Records supplied:
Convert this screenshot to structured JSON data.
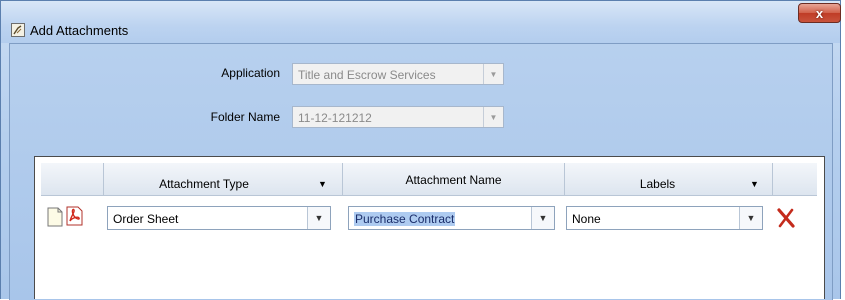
{
  "window": {
    "title": "Add Attachments",
    "close_label": "x"
  },
  "form": {
    "application": {
      "label": "Application",
      "value": "Title and Escrow Services"
    },
    "folder_name": {
      "label": "Folder Name",
      "value": "11-12-121212"
    }
  },
  "grid": {
    "columns": [
      {
        "label": "Attachment Type"
      },
      {
        "label": "Attachment Name"
      },
      {
        "label": "Labels"
      }
    ],
    "rows": [
      {
        "attachment_type": "Order Sheet",
        "attachment_name": "Purchase Contract",
        "labels": "None"
      }
    ]
  },
  "icons": {
    "title": "attachment-app-icon",
    "row_note": "blank-note-icon",
    "row_pdf": "pdf-icon",
    "row_delete": "delete-x-icon",
    "dropdown": "chevron-down-icon"
  },
  "colors": {
    "window_bg": "#b5cfee",
    "close_button": "#c9533c",
    "delete_icon": "#c42b1c",
    "selection": "#aecbf0"
  }
}
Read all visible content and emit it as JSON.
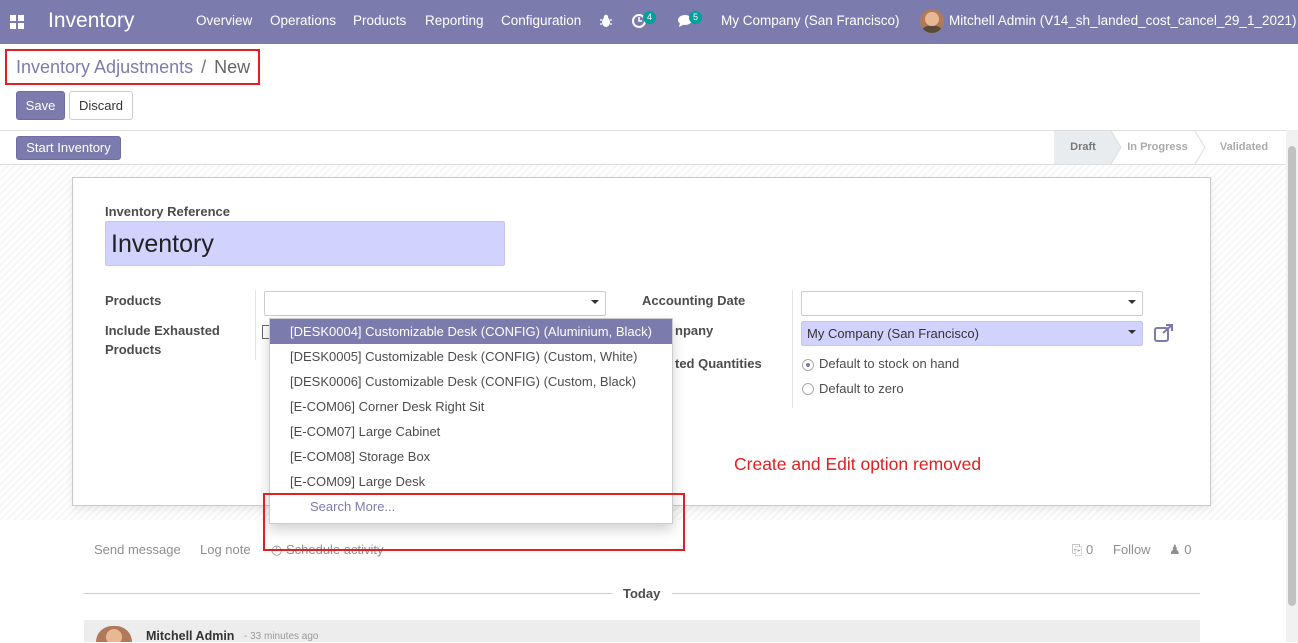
{
  "navbar": {
    "app_name": "Inventory",
    "menus": [
      "Overview",
      "Operations",
      "Products",
      "Reporting",
      "Configuration"
    ],
    "activity_count": "4",
    "message_count": "5",
    "company": "My Company (San Francisco)",
    "user": "Mitchell Admin (V14_sh_landed_cost_cancel_29_1_2021)"
  },
  "breadcrumb": {
    "parent": "Inventory Adjustments",
    "separator": "/",
    "current": "New"
  },
  "buttons": {
    "save": "Save",
    "discard": "Discard",
    "start_inventory": "Start Inventory"
  },
  "statusbar": {
    "steps": [
      "Draft",
      "In Progress",
      "Validated"
    ],
    "active": "Draft"
  },
  "form": {
    "reference_label": "Inventory Reference",
    "reference_value": "Inventory",
    "products_label": "Products",
    "include_exhausted_label_1": "Include Exhausted",
    "include_exhausted_label_2": "Products",
    "accounting_date_label": "Accounting Date",
    "company_label_partial": "npany",
    "company_value": "My Company (San Francisco)",
    "counted_label_partial": "ted Quantities",
    "counted_options": [
      "Default to stock on hand",
      "Default to zero"
    ],
    "counted_selected": "Default to stock on hand"
  },
  "dropdown": {
    "items": [
      "[DESK0004] Customizable Desk (CONFIG) (Aluminium, Black)",
      "[DESK0005] Customizable Desk (CONFIG) (Custom, White)",
      "[DESK0006] Customizable Desk (CONFIG) (Custom, Black)",
      "[E-COM06] Corner Desk Right Sit",
      "[E-COM07] Large Cabinet",
      "[E-COM08] Storage Box",
      "[E-COM09] Large Desk"
    ],
    "search_more": "Search More..."
  },
  "annotation": "Create and Edit option removed",
  "chatter": {
    "send_message": "Send message",
    "log_note": "Log note",
    "schedule_activity": "Schedule activity",
    "attachments": "0",
    "follow": "Follow",
    "followers": "0",
    "today": "Today",
    "author": "Mitchell Admin",
    "time": "- 33 minutes ago"
  },
  "colors": {
    "brand": "#7c7bad",
    "annotation": "#e02020",
    "badge": "#00a09d"
  }
}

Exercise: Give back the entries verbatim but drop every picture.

Solved problem:
Convert this screenshot to structured JSON data.
{
  "window": {
    "title": "Add Attachments",
    "close_label": "x"
  },
  "form": {
    "application": {
      "label": "Application",
      "value": "Title and Escrow Services"
    },
    "folder_name": {
      "label": "Folder Name",
      "value": "11-12-121212"
    }
  },
  "grid": {
    "columns": [
      {
        "label": "Attachment Type"
      },
      {
        "label": "Attachment Name"
      },
      {
        "label": "Labels"
      }
    ],
    "rows": [
      {
        "attachment_type": "Order Sheet",
        "attachment_name": "Purchase Contract",
        "labels": "None"
      }
    ]
  },
  "icons": {
    "title": "attachment-app-icon",
    "row_note": "blank-note-icon",
    "row_pdf": "pdf-icon",
    "row_delete": "delete-x-icon",
    "dropdown": "chevron-down-icon"
  },
  "colors": {
    "window_bg": "#b5cfee",
    "close_button": "#c9533c",
    "delete_icon": "#c42b1c",
    "selection": "#aecbf0"
  }
}
Read all visible content and emit it as JSON.
{
  "navbar": {
    "app_name": "Inventory",
    "menus": [
      "Overview",
      "Operations",
      "Products",
      "Reporting",
      "Configuration"
    ],
    "activity_count": "4",
    "message_count": "5",
    "company": "My Company (San Francisco)",
    "user": "Mitchell Admin (V14_sh_landed_cost_cancel_29_1_2021)"
  },
  "breadcrumb": {
    "parent": "Inventory Adjustments",
    "separator": "/",
    "current": "New"
  },
  "buttons": {
    "save": "Save",
    "discard": "Discard",
    "start_inventory": "Start Inventory"
  },
  "statusbar": {
    "steps": [
      "Draft",
      "In Progress",
      "Validated"
    ],
    "active": "Draft"
  },
  "form": {
    "reference_label": "Inventory Reference",
    "reference_value": "Inventory",
    "products_label": "Products",
    "include_exhausted_label_1": "Include Exhausted",
    "include_exhausted_label_2": "Products",
    "accounting_date_label": "Accounting Date",
    "company_label_partial": "npany",
    "company_value": "My Company (San Francisco)",
    "counted_label_partial": "ted Quantities",
    "counted_options": [
      "Default to stock on hand",
      "Default to zero"
    ],
    "counted_selected": "Default to stock on hand"
  },
  "dropdown": {
    "items": [
      "[DESK0004] Customizable Desk (CONFIG) (Aluminium, Black)",
      "[DESK0005] Customizable Desk (CONFIG) (Custom, White)",
      "[DESK0006] Customizable Desk (CONFIG) (Custom, Black)",
      "[E-COM06] Corner Desk Right Sit",
      "[E-COM07] Large Cabinet",
      "[E-COM08] Storage Box",
      "[E-COM09] Large Desk"
    ],
    "search_more": "Search More..."
  },
  "annotation": "Create and Edit option removed",
  "chatter": {
    "send_message": "Send message",
    "log_note": "Log note",
    "schedule_activity": "Schedule activity",
    "attachments": "0",
    "follow": "Follow",
    "followers": "0",
    "today": "Today",
    "author": "Mitchell Admin",
    "time": "- 33 minutes ago"
  },
  "colors": {
    "brand": "#7c7bad",
    "annotation": "#e02020",
    "badge": "#00a09d"
  }
}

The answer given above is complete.